Gloomy year for SMEs Website
The Head of the Small and Medium Scale Enterprises (SMEs) unit of the Association of Ghana Industries (AGI) has predicted the collapse of a number of SMEs if government does not take steps to address the disproportionate trade balances resulting from the influx of foreign goods into the country. Mrs. Leticia Osafo-Addo who is also the Second Vice President of the AGI told the daily EXPRESS that the influx of European and Chinese goods especially, are gradually crippling the sector. She expressed regret that promising SMEs have had to fold up because they could not contain the competition from these countries. "We are not saying there should be no competition but there should be an equal playing field," the affable Mrs. Osafo-Addo said. "And I wish the policy makers would come out to regulate the operation of the SMEs in the country otherwise the future looks very bleak." Though she did not provide statistics as to how many businesses in the SME sector have collapsed, the AGI Veep said many of these enterprises that employ a large chunk of the population, have either collapsed or are on the brink of doing so. Over the last year, a number of SMEs folded up as a result of the negative impact of the energy crisis, while others were forced to cut down on their employees, while looking out for alternative sources of power to run their businesses.
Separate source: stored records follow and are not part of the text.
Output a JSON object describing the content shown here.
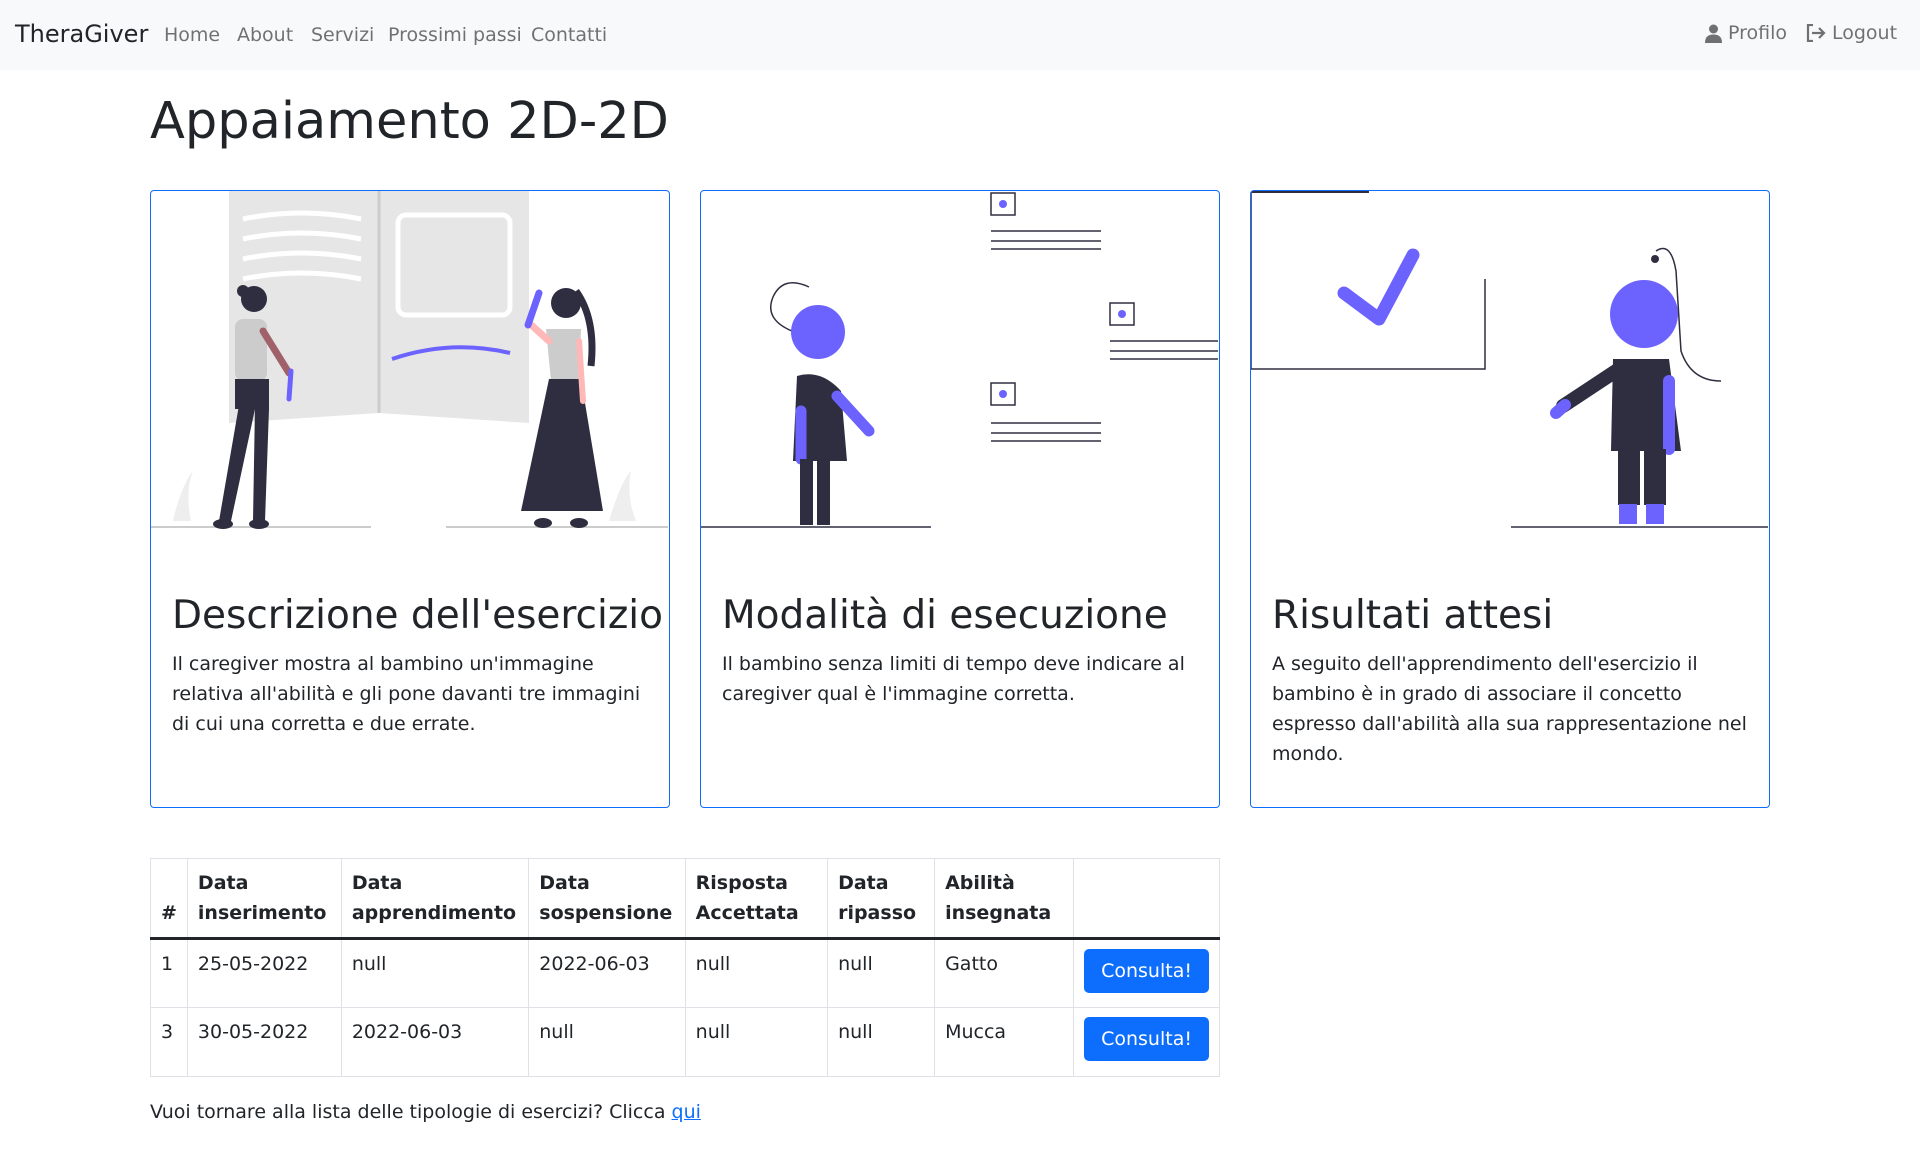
{
  "nav": {
    "brand": "TheraGiver",
    "links": [
      "Home",
      "About",
      "Servizi",
      "Prossimi passi",
      "Contatti"
    ],
    "profile": "Profilo",
    "logout": "Logout"
  },
  "page": {
    "title": "Appaiamento 2D-2D"
  },
  "cards": [
    {
      "title": "Descrizione dell'esercizio",
      "text": "Il caregiver mostra al bambino un'immagine relativa all'abilità e gli pone davanti tre immagini di cui una corretta e due errate.",
      "illustration": "two-women-open-book-illustration"
    },
    {
      "title": "Modalità di esecuzione",
      "text": "Il bambino senza limiti di tempo deve indicare al caregiver qual è l'immagine corretta.",
      "illustration": "person-choosing-options-illustration"
    },
    {
      "title": "Risultati attesi",
      "text": "A seguito dell'apprendimento dell'esercizio il bambino è in grado di associare il concetto espresso dall'abilità alla sua rappresentazione nel mondo.",
      "illustration": "person-checkmark-board-illustration"
    }
  ],
  "table": {
    "headers": [
      "#",
      "Data inserimento",
      "Data apprendimento",
      "Data sospensione",
      "Risposta Accettata",
      "Data ripasso",
      "Abilità insegnata",
      ""
    ],
    "rows": [
      {
        "id": "1",
        "inserimento": "25-05-2022",
        "apprendimento": "null",
        "sospensione": "2022-06-03",
        "risposta": "null",
        "ripasso": "null",
        "abilita": "Gatto",
        "action": "Consulta!"
      },
      {
        "id": "3",
        "inserimento": "30-05-2022",
        "apprendimento": "2022-06-03",
        "sospensione": "null",
        "risposta": "null",
        "ripasso": "null",
        "abilita": "Mucca",
        "action": "Consulta!"
      }
    ]
  },
  "footer": {
    "back_text": "Vuoi tornare alla lista delle tipologie di esercizi? Clicca",
    "back_link": "qui"
  },
  "colors": {
    "accent": "#6c63ff",
    "primary": "#0d6efd",
    "dark": "#2f2e41",
    "navbar_bg": "#f8f9fa"
  }
}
Operators who were coming up with small but enterprising businesses had no choice but to shut down because they could not cope with the expenses on fuel let alone pay for associated items of the business. Most of them are still believed to be struggling to resuscitate their businesses without any success. And according to Mrs. Osafo¬Addo, the situation has been compounded by the increasing influx of seemingly cheap goods from both Europe and China without much restriction from government. She said that government must take a second look at the issue. She noted further that it is difficult for Ghanaian businesses to export their products into either China or Europe purely because of the impediments put in place by their governments to protect their industries from unbridled foreign influx. "All that we are saying is that our government should also protect us in the same way these countries are protecting their industries from imminent collapse," she emphasized. She added that such a step could also mean that most local industries would have the capacity to produce and export to Europe, China and other developed countries. She was however sad that even within the ECOWAS sub-region, harassment and restrictive measures has been imposed on goods from member countries, making it difficult to allow smooth trade among member states. The AGI Vice President described as erroneous assertions by most people that industrialized economies do not support their industries. Touching on credit facilities advanced by most banks to businesses in the Small and Medium scale sector she said recent competition has somehow forced most of them to advance loans to businesses though more could be done. She however said most banks are interested in advancing huge credit facility to those in trade and commerce to the detriment of manufacturing. " ... but it's through manufacturing that we can develop as acountry." On government's signing of the EP A document, she described it as suicidal and amounting to shooting ourselves in the foot. "We are opening up our markets to everybody whereas others are closing down on us."